mind your business

Monday, April 27, 2009

Conversation and Education

This weekend I had the pleasure and honor of being part of a small, invitation-only academic conference, Advanced Topics in Liberty, hosted by the Institute for Humane Studies (IHS) and Liberty Fund. Something rather remarkable happened at this conference: 15 intelligent, educated people with diverse viewpoints and interests gathered to talk about a controversial political issue and did so in a kind, unargumentative, and productive fashion. Frankly, given my past experience with an IHS seminar (which from talking to others about their own experiences, was a rather anomalous experience), I expected to have a room full of people with rather similar views, inclined to agree with one another too easily and not to challenge one another. What I found instead was an intensely diverse group of people who were both willing to challenge one another and disagree, but whose doing so always seemed to have the goal of coming together to the truth.

The topic for the weekend was “Education, Compulsion, and State.” We resolved a rather limited number of the rather complex questions we raised. We ended the conference with a variety of views (though I think it is fair to say that most of us are convinced that a greater degree of school choice is necessary than is now available, we have a great diversity of views about what such choice should look like and why). We kept joking around about the fact that it seemed like all we ever did is figure out how to better ask questions, only to find out that the better framed question that really gets to the heart of a problem is rather difficult to answer.

The great beauty of this, of course, is that the process we experienced is perhaps the most important aspect of education: conversation. I am fond of Plato’s distinction between conversation and debate. In a conversation, he recognizes, people work together to bring the participants to the truth, while in a debate people work against one another to convince observers of their claims. The former is aimed at truth, the latter at mere persuasion. Too often, gatherings of academics for political discussion become little more than debates, or perhaps trading of pontifications so unrelated to one another that they aren’t even quite debates. Such discussions lack what to me is the most fundamental virtue of conversation: in a conversation it is entirely acceptable to simply say, “I don’t know.” In a debate this simply will not fly. This weekend we took full advantage of this feature of conversation. I cannot count the number of times this weekend that someone, myself included, was forced to admit we had reached a question he or she simply did not know how to answer. This was education in action. Liberty Fund, who partnered with the IHS to provide this conference, states in its founder's bio “Liberty Fund continues in the conviction that the best way to promote the ideal of a society of free and responsible individuals is through full and open discussion among people of varying ages, backgrounds, and occupations.” My weekend could not possibly be better described.

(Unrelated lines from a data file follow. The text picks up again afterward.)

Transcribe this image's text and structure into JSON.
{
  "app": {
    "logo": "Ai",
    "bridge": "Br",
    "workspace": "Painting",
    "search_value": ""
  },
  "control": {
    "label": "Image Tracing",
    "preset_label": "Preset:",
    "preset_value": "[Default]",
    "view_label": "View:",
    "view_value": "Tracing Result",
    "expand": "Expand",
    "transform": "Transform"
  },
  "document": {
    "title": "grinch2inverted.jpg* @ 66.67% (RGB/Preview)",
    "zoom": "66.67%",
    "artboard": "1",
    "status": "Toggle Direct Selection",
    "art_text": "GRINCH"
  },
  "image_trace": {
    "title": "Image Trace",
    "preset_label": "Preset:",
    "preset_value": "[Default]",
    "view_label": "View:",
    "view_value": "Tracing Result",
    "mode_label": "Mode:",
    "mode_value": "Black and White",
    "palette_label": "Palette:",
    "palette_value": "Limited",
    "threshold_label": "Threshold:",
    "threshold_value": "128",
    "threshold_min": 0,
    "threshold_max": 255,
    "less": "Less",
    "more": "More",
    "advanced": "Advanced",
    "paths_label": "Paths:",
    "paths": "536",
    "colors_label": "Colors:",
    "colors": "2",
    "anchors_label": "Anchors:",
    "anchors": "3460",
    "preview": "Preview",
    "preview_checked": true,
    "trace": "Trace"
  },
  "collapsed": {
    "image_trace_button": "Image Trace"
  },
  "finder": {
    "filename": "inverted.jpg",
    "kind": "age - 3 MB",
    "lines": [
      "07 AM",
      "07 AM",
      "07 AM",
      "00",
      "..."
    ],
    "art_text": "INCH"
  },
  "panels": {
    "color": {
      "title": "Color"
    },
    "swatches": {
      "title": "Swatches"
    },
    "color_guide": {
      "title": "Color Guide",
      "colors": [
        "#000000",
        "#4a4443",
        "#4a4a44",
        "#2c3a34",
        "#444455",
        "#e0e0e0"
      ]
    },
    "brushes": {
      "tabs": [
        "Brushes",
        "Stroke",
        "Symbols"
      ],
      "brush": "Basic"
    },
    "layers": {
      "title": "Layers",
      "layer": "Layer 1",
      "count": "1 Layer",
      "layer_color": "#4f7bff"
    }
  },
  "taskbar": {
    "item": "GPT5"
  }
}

Hopefully, sometime in the next couple of weeks I will be able to write out some of the conclusions I came to after reading and discussing the material for this conference. But for, now I simply wanted to praise the IHS and Liberty Fund and to encourage those who are tired of mainstream political debate or meaningless academic bickering: I have tasted the alternative and it is good.